These two lines of images illustrate cell (top line) and cytoplast (bottom line) organisation in response to defined geometries. To produce cytoplast, cells have been attached and centrifuged in order to induce enuclation. The centrosome is tightly linked to the nucleus. Their physical association is determinant in the definition of the entire cell organisation and polarity. The centrosome-microtubules system is capable of self-centering as illustrated below in cytoplasts. The presence of the nucleus interfere with this behavior by off-centering the centrosome in these confined cells. The nucleus is a volume from which microtubules are excluded but on which they are anchored via the centrosome, their organizing centre. Thereby the nucleus/centrosome/microtubules system is an intrinsically polarised system. The mecanical interplay governing centrosome and nucleus positionings is a critical issue in the understanding of the definition of cell polarity.
While the mother centriole, which nucleates and anchors microtubules, is always found at the cell centre, the daughter centriole, which can't anchor them, can be seen far from the centre as it is the case here on the disc.
The polarised organisation of the microtubule network doesn't result only from what happens at the cell centre and its association with the nucleus, but is also regulated by what happens at the cell periphery where microtubule growing ("plus") ends interact with the cortical actin network. When microtubules reach the cell periphery they adopt different behavior depending on the type of actin structures they encounter there. If the cell edge is locally attached to the extra-cellular matrix, the formins nucleate a branched network of actin and microtubules stop growing when entering this region. On the opposite, if the cell edge is not attached, actin filaments form contractile bundles or stress fibers and microtubules keep growing along these actin bundles until they reach a cell adhesion site.
The movie below shows EB1-GFP decorating microtubule plus ends. The cell is attached on a fibronectin micropattern with a crossbow shape (blue picture). The two behaviors can be seen close to adhesive or non-adhesive edges.
EB1 Microtubule trajectories on Crossbow shaped micropattern
fibronectin micropattern actin stress fibers microtubule trajectories
(projection of EB1 time-lapse image sequence)
The geometry of cell microenvironment is replicated by the actin network at the cell surface

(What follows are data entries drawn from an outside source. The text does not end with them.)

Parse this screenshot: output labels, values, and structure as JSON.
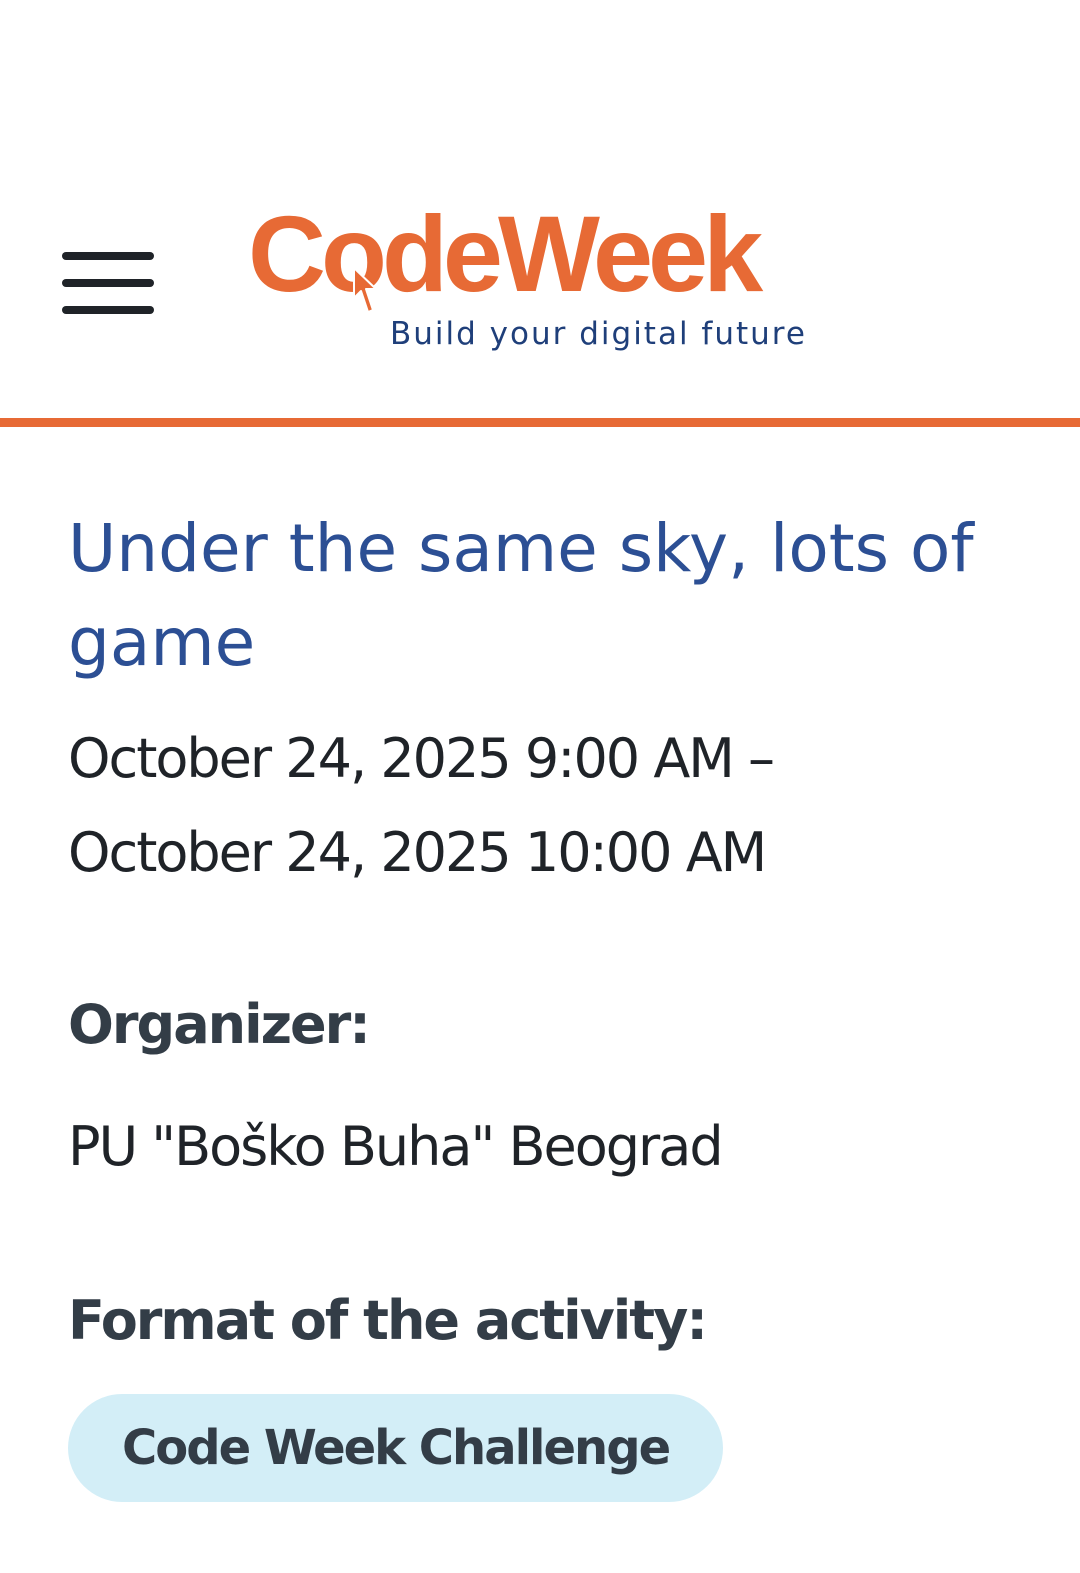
{
  "header": {
    "menu_icon": "hamburger-menu-icon",
    "logo": {
      "wordmark": "CodeWeek",
      "tagline": "Build your digital future",
      "brand_color": "#e76a35",
      "tagline_color": "#1f3f7a"
    },
    "divider_color": "#e76a35"
  },
  "event": {
    "title": "Under the same sky, lots of game",
    "date_start": "October 24, 2025 9:00 AM –",
    "date_end": "October 24, 2025 10:00 AM",
    "organizer_label": "Organizer:",
    "organizer_value": "PU \"Boško Buha\" Beograd",
    "format_label": "Format of the activity:",
    "format_tags": [
      "Code Week Challenge"
    ],
    "title_color": "#2c4f94",
    "tag_background": "#d3eef7"
  }
}
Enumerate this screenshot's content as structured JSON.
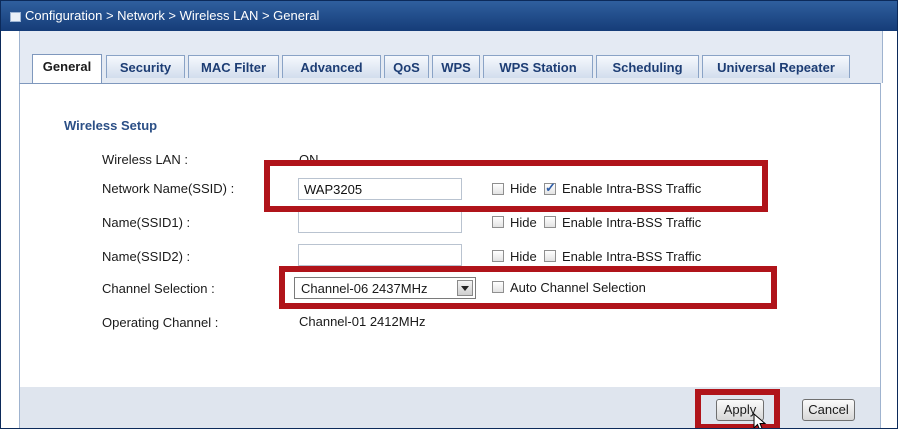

and transmitted by the microtubule network to the cell interior.
It is then not surprising to observe that the geometry of the cell adhesive microenvironment

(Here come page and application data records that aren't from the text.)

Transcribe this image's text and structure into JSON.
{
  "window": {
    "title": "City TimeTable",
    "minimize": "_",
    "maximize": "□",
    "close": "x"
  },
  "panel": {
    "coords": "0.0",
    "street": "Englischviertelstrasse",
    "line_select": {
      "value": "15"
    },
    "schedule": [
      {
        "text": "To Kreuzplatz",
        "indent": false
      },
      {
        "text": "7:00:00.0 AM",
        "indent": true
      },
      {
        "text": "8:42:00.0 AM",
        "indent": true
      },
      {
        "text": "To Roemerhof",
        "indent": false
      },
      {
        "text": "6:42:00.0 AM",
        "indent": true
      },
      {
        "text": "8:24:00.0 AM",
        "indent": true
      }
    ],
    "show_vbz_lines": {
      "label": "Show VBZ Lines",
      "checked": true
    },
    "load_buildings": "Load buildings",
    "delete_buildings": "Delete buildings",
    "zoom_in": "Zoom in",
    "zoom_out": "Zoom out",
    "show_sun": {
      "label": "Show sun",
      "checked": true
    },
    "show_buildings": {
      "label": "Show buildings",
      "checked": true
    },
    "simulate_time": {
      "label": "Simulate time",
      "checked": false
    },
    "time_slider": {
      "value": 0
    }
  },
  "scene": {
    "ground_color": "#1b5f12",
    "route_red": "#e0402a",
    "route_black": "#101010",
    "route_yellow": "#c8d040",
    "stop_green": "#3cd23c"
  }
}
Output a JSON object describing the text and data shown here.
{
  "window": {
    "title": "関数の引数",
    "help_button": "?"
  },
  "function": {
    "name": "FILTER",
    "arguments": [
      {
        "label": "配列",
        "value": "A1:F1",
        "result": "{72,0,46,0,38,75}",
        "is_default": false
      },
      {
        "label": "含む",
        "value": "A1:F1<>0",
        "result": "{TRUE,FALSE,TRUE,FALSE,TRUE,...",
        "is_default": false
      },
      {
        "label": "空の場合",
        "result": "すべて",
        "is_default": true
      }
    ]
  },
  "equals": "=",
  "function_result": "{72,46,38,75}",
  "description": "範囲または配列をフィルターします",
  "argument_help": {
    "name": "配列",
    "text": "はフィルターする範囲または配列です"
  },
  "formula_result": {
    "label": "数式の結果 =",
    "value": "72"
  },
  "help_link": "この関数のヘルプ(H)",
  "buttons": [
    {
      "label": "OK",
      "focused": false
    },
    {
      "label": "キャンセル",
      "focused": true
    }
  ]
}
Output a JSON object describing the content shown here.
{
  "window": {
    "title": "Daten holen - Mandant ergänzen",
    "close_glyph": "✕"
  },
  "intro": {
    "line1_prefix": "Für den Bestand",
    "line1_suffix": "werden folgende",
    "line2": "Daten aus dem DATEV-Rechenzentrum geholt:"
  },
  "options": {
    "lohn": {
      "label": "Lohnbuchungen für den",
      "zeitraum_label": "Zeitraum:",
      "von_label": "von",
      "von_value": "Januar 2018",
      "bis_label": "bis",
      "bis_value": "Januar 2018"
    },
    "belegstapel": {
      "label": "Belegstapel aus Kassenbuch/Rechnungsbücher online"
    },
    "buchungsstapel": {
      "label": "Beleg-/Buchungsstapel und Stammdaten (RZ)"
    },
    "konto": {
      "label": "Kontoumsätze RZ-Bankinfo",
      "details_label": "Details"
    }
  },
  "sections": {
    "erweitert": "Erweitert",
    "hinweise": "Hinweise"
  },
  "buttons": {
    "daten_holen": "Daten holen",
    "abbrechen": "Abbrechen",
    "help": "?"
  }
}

accurately govern centrosome and nucleus positioning.
The centrosome maintains a central position in all cases. The nucleus is off-centred towards the cortical regions where actin is organized in contractile structures (red regions). The Golgi apparatus is compacted around the centrosome and faces the regions where actin is organized in a branched polymerising network (blue regions).
Therefore, in response to a define geometry of cell adhesion and actin architecture,
the nucleus/centrosome/Golgi/microtubules system adopts a specific orientation.
Interestingly, while the Golgi apparatus in cells cultured in classical conditions usually appears stretched and spread around the nucleus (left), it is always remarquably compact and focused around the centrosome in cells that are constrained on micropatterns (right). This spherical geometry doesn't seem to reflect only a mechanical equilibrium. The Golgi apparatus is the protein sorting and addressing factory, its specific spherical geometry could highlight a global reorganisation of this traffic. It also highlight ssome physical properties of its interaction with the centrosome/microtubule system that have been masked in the preceeding culturing method and deserve to be investigated.
Golgi apparatus in free cells Golgi apparatus in constrained and oriented cells
Cell actin cytoskeleton is not only sensitive to adhesion anisotropy, it is also highly sensitive to the level of spatial confinement due to the presence of extra-cellular matrix and neighboring cells. Spatial confinement has been shown to influence cell apoptosis, growth and differentiation. It acts directly on the architecture and dynamics of the actin network which further infuence centrosome positioning and thus primary cilium growth.
The proportion of ciliated cells is directly related to the extent of cell spreading.
In addition, in spread cells, cilia are also shorter than in confined cells.
The rigidity of cell microenvironment is also known to affect actin cytoskeleton architecture, contractility and dynamics. Logically, it also affects ciliogenesis. While very few cells are ciliated when cultured at low density on hard substrates, almost all become ciliated on soft substrates.
Use this link to download the paper dedicated to this work.
THE CENTROSOME, AN INTEGRATION CENTRE
The centrosome seems to play a key role in the definition of cell polarity. It is not only a mechanical linkage between the nucleus and the microtubule network. It is not only a converging point between cell periphery and cell nucleus. It seems to be an integration centre. Signals from different cell regions are collected here. They were spatially segregated at the cell periphery but they meet in this precise location. These signals can now be integrated all together. Here, some resulting activation can be transmitted to the nucleus. An adapted answer can be emitted and send back to the right place. Mechanics and biochemistry have rendez-vous here to discuss how the cell can adapt to various signals coming from different regions in a balanced, univocal and coherent way.